According to that 1990 Bush strategy I mentioned earlier, nation-building in the period between the end of the Cold War and 9/11 was done largely for
humanitarian reasons, and because the U.S. had a "responsibility" to "do our part." In Central and Eastern Europe in particular, Washington wanted those
countries to become NATO allies and also join the European Union -- after all, they are in the backyard of longtime U.S. allies in Western Europe.
President Bill Clinton's 1996 National Security Strategy was similar in that respect. The reason it
provided for nation-building was to "alleviate human suffering and pave the way for progress." Neither strategy cited a direct link to U.S. national
security, which is why those efforts weren't nearly as global, ambitious, and costly as they are today.
Another major difference after 9/11 is that the Foreign Service has been operating in war zones, which is not only very dangerous but also makes the job of
bringing about good and effective governance extremely difficult. American diplomats hadn't served in a war zone since Vietnam, and those who had done that
were no longer in the service after 9/11, so that led to an identity crisis of sorts.
What kind of personalities succeed best in the Foreign Service?
You need to be very adaptable, to enjoy living in foreign countries and change them every three years at the most, to be good at foreign languages and know

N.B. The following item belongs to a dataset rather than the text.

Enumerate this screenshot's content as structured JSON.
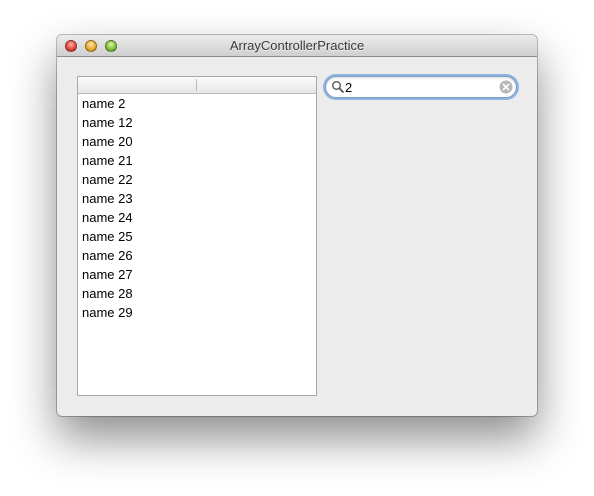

how to operate in foreign cultures, and in unfamiliar and sometimes dangerous environments. You also have to be a self-learner and a quick study, because
training in the service is minimal and proper professional development doesn't even exist. More specifically, you have to be an excellent writer, analyst,
negotiator, advocate and communicator, with broad knowledge and understanding of how the host country works, and have ability to quickly acquire basic
expertise in a new field. It helps to be good at entrepreneurship and innovation.
Now, this is what makes a good diplomat, which is not always the same as succeeding in the Foreign Service. After all the research I've done, I have no
doubt that the single most important skill to rise to the top in the service is knowing how to work the bureaucracy and having the right connections.
What are some of the short-term and long-term goals of diplomats that occasionally clash?
Such clashes are actually part of everyday diplomacy. For example, with Russia and China, Washington has to play a careful balancing act between its
advocacy of human rights and democracy, and the help it needs from Moscow and Beijing to address strategic issues, such as the North Korean and Iranian
nuclear programs. Currently, Pakistan is perhaps the best textbook example of that clash, because it makes the work of American diplomats there utterly
challenging and frustrating. The main short-term U.S. goals in Pakistan are destroying al-Qaeda and winning the war in Afghanistan. However, the long-term
goal in the region is a stable Pakistan, but also a stable Afghanistan, as well as stable India. To be able to influence the Pakistani government to help
achieve that long-term goal, you need to build mutual trust and an effective working relationship. Things like drone attacks advance the short-term goal of
defeating al-Qaeda, but they also badly hurt the trust and confidence-building with the Pakistani authorities.